And on and on. Diaper change, session in the bouncy chair while I washed bottles, session in his brand-new door bouncer thing until he turned away from me accidentally and freaked out at the sudden change in environments, some time spent bouncing him on my knee and making human beatbox noises, the rest of that Futurama episode, Al waking up, and then ninety minutes had gone by and that makes it about time to get another bottle ready and get ready to put him down for his early morning nap, which will run for 45 minutes, an hour tops. If we play our cards right, the second morning nap (which follows second breakfast, which we always say with a Tookish lilt) goes another 45 minutes, and that sets him up for the post-lunch Monster Nap.

Which brings me back to "Troy," which I didn't even really think of until I fired up the aggregator and caught a memepool entry pointing me to Troy in Fifteen Minutes.

Representative sample:

Some Voiceover

ODYSSEUS: If there's one thing we Greek heroes hope, it's that you remember us.


ODYSSEUS: ...That's not exactly what I meant.

And TiFM pointed me at a Salon bit about the inexplicable majesty and grace of a ululating soundtrack diva (daypass registration required).

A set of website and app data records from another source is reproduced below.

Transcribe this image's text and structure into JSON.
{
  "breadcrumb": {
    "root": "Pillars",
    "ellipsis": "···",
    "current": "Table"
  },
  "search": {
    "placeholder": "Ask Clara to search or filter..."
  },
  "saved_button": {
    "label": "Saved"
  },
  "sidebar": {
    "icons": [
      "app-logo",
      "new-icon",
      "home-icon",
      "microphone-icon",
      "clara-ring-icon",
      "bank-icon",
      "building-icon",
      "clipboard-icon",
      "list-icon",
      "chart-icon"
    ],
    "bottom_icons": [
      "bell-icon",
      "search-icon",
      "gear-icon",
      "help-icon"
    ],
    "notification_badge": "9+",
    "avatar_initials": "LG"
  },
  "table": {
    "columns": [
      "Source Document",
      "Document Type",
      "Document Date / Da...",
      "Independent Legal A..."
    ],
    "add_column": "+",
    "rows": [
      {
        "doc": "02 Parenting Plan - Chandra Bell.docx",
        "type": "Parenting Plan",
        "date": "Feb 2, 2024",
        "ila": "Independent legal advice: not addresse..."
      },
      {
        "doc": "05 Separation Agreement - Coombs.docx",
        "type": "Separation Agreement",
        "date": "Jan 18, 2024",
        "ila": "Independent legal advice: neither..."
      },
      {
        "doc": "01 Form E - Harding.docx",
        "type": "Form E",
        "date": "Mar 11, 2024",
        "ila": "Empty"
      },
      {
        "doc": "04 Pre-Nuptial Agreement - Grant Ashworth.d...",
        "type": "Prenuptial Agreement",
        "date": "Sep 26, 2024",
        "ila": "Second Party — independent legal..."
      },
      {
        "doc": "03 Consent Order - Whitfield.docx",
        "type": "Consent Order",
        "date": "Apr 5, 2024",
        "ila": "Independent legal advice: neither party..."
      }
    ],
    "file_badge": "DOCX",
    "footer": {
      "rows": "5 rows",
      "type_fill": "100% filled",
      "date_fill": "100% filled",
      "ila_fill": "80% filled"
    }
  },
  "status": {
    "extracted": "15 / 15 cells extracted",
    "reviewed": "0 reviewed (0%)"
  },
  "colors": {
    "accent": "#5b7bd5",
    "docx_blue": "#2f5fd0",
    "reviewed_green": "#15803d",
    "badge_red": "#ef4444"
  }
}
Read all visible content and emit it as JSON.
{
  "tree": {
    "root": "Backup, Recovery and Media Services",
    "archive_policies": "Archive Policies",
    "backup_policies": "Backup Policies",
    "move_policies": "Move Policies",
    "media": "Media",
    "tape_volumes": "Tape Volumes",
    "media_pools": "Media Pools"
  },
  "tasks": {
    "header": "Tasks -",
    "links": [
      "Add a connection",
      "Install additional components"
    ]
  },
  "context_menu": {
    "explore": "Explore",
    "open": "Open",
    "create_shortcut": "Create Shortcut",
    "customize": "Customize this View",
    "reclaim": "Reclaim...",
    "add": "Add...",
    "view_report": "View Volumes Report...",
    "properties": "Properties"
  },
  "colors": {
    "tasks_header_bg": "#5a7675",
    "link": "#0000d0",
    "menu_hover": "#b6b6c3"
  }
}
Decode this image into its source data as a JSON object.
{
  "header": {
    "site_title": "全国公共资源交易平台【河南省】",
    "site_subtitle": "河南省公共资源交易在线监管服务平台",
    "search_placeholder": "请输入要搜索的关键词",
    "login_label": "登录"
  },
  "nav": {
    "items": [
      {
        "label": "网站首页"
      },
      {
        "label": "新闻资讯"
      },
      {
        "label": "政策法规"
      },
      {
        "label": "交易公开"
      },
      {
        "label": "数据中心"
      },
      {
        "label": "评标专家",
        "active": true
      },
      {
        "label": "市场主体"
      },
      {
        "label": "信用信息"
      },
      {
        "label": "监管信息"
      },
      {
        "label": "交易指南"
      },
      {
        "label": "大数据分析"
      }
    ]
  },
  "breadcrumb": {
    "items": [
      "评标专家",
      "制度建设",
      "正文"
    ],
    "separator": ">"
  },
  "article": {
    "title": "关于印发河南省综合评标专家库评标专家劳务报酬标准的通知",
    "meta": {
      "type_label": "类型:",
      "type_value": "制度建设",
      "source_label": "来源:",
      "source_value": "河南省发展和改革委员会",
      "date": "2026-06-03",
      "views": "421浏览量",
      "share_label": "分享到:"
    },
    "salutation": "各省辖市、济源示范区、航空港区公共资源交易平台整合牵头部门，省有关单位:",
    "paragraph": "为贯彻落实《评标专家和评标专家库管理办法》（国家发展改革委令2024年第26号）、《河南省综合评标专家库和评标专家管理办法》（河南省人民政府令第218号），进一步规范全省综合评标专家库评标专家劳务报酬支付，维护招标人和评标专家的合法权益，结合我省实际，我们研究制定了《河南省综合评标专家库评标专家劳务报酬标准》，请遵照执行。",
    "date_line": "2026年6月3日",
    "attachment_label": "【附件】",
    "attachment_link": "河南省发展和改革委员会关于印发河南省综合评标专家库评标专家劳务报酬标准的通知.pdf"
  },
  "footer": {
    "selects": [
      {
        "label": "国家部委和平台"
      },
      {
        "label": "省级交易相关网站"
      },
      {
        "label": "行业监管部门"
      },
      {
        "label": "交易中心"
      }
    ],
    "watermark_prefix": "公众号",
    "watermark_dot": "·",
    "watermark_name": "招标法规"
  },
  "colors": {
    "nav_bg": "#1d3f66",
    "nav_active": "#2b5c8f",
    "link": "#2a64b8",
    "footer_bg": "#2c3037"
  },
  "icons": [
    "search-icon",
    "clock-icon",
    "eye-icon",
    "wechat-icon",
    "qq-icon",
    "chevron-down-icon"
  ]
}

And that's about what it took to get me to even think of "Troy" this morning. I might have made it to noon without the Internet.